Despite brief pauses, crude oil prices have risen relentlessly since May, as a strong global economy continues to burn through supplies as quickly as producers can replace them. A falling U.S. currency, meanwhile, has increased the price in dollar terms and stoked buying by investors looking for a place to hedge the dollar’s decline.

As a result, the short-term peak price is anybody’s — and everybody’s — bet.

“I think that $100 a barrel for oil is going to be near the peak for oil in the near term,” said Sam Stovall, chief investment strategist at Standard & Poor’s. With prices heading nearly “straight up, our feeling is that’s not sustainable. We could see oil come down to $75 or $70 per barrel level.”

But so far, oil contracts on the futures markets have taken on the momentum of a runaway tanker car.

…Buyers of oil are worried about more than the falling dollar. Until earlier this decade, global oil production capacity included a bit of slack, most of it controlled by the Organization of Petroleum Exporting Countries, which tried to manage prices — with mixed success — by increasing or withholding production. That supply cushion has been all but eliminated as global demand, fueled by rapidly growing economies, has risen faster than new supplies are found and developed.

..But oil prices aren’t the only cloud on the economic horizon. The ongoing slump in housing, along with continued uncertainty about rising mortgage default and foreclosures, could have a more serious impact. Most U.S. recessions since World War II have been lead by housing downturns, and the current slump is the deepest in decades. If the housing market continues to worsen, higher energy prices would only add to the headwinds faced U.S. businesses and consumers.
(9 November 2007)
Journalist John W. Schoen, a producer at MSNBC, has written before about peak oil, but he didn’t mention it in this article. -BA

The Empty Threat Of $100 Oil

Paul Maidment, Forbes
It doesn’t much matter to the world economy if a barrel of crude oil sells for $101 or for $99, but there is shock value to the headline of $100 oil.

It doesn’t even matter overly much if that barrel is selling for $80 rather than $100. The rule of thumb is that every 10% rise in the price of oil cuts global economic growth by a third of a percentage point over the following year.
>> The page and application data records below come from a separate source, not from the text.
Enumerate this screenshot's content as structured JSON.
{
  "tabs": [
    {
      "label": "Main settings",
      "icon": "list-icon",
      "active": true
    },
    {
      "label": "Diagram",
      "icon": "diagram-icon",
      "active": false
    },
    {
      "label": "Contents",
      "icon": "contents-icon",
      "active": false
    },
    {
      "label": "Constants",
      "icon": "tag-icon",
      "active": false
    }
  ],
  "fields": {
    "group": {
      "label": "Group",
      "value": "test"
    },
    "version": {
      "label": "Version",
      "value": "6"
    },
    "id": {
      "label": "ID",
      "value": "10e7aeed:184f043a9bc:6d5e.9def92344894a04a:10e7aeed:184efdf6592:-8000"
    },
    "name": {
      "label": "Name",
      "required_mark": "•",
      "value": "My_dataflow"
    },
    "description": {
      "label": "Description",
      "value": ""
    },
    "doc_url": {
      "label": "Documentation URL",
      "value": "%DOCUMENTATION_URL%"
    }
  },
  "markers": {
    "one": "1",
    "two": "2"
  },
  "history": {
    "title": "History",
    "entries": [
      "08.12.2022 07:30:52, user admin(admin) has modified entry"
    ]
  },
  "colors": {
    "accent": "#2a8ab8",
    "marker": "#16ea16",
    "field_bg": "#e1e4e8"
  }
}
So if oil is at $100 a barrel in 2008 rather than $80, the projected global GDP growth rate of 5.2% would be cut to 4.4%. A hit to growth, yes, but not a plunge into recession.

… oil hasn’t risen as much to some as it has for Americans. The recent fall of the dollar is in itself one of the reasons that oil is selling today for what it does: The dollar price of oil may have risen 30% since August, but it is up only 21% in euro terms.

It is not only the value of the dollar that has changed. In the past 35 years, technology and the shifting patterns of global industrialization have helped the world and its largest oil consumer, the U.S., wring more economic growth from each barrel of oil consumed.

Part of that is conservation and the development of more energy-efficient technologies. Part is the structural change in developed economies from being driven by manufacturing to being driven by services and information technology (though don’t ever underestimate how much power a data center can chew up). Those countries no longer have as many energy-guzzling factories and mills.

Much rich-country manufacturing has relocated to developing economies like China. It is China’s voracious appetite for energy to power its fast-growing economy that is the swing factor for oil prices.
(7 November 2007)

Offshore discovery could make Brazil major oil exporter

Alan Clendenning, Associated Press
SAO PAULO, Brazil — A monster offshore oil discovery could help Brazil join the ranks of the world’s major exporters, but full-scale extraction is unlikely until 2013 and will be very expensive.

The “ultra-deep” Tupi field off the coast of Rio de Janeiro could hold as much as 8 billion barrels of recoverable light crude, and initial production should exceed 100,000 barrels daily, says Guilherme Estrella, exploration and production director of Brazilian state oil company Petroleo Brasileiro (PBR).
(9 November 2007)